New York’s highest court ruled Tuesday that police officers can be cross-examined at criminal trials like any other witnesses and grilled about specific misdeeds alleged in federal lawsuits such as lying, fabricating evidence or false arrests.
The Court of Appeals, ruling unanimously in three cases, said trial judges erred in prohibiting cross-examination about allegations underlying federal lawsuits against the police witnesses that are relevant to their credibility. The court set some limits but said judges retain broad discretion.
“These cases stand for the unremarkable proposition that law enforcement witnesses should be treated in the same manner as any other prosecution witness for purposes of cross-examination,” Judge Sheila Abdus-Salaam wrote.
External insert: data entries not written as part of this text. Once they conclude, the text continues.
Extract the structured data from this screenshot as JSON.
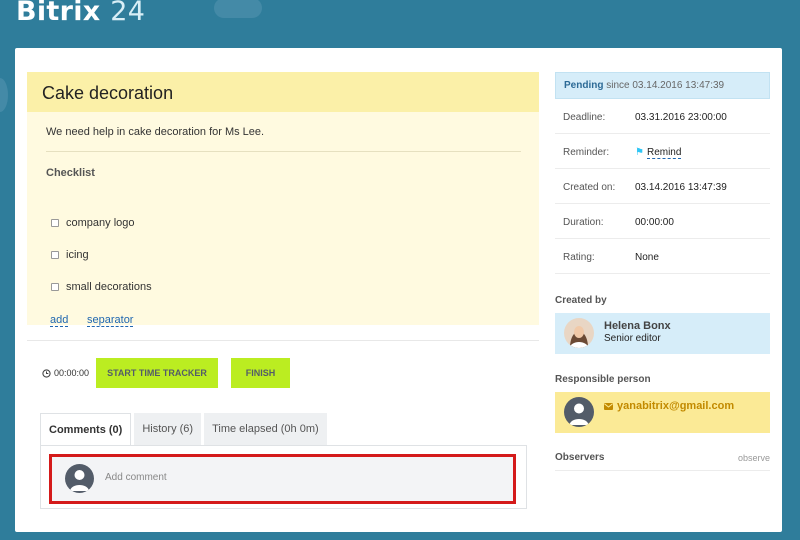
{
  "app": {
    "brand": "Bitrix",
    "brand_num": "24"
  },
  "task": {
    "title": "Cake decoration",
    "description": "We need help in cake decoration for Ms Lee.",
    "checklist_title": "Checklist",
    "checklist": [
      {
        "label": "company logo",
        "checked": false
      },
      {
        "label": "icing",
        "checked": false
      },
      {
        "label": "small decorations",
        "checked": false
      }
    ],
    "add_link": "add",
    "separator_link": "separator"
  },
  "tracker": {
    "time": "00:00:00",
    "start_label": "START TIME TRACKER",
    "finish_label": "FINISH"
  },
  "tabs": [
    {
      "label": "Comments (0)",
      "active": true
    },
    {
      "label": "History (6)",
      "active": false
    },
    {
      "label": "Time elapsed (0h 0m)",
      "active": false
    }
  ],
  "comment": {
    "placeholder": "Add comment"
  },
  "sidebar": {
    "status": "Pending",
    "status_since": "since 03.14.2016 13:47:39",
    "props": [
      {
        "label": "Deadline:",
        "value": "03.31.2016 23:00:00"
      },
      {
        "label": "Reminder:",
        "value": "Remind"
      },
      {
        "label": "Created on:",
        "value": "03.14.2016 13:47:39"
      },
      {
        "label": "Duration:",
        "value": "00:00:00"
      },
      {
        "label": "Rating:",
        "value": "None"
      }
    ],
    "created_by_title": "Created by",
    "creator": {
      "name": "Helena Bonx",
      "role": "Senior editor"
    },
    "responsible_title": "Responsible person",
    "responsible": {
      "email": "yanabitrix@gmail.com"
    },
    "observers_title": "Observers",
    "observers_link": "observe"
  },
  "colors": {
    "background": "#2f7d9b",
    "task_header": "#fbf0a8",
    "accent_green": "#bbed21",
    "highlight_red": "#d41a1a",
    "status_blue": "#d6edf9",
    "responsible_yellow": "#fbea96"
  }
}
Lawyers shouldn’t be permitted to ask witnesses if they have been sued if the case was settled, unless they admitted wrongdoing or if criminal charges against the plaintiffs were dismissed, according to the court.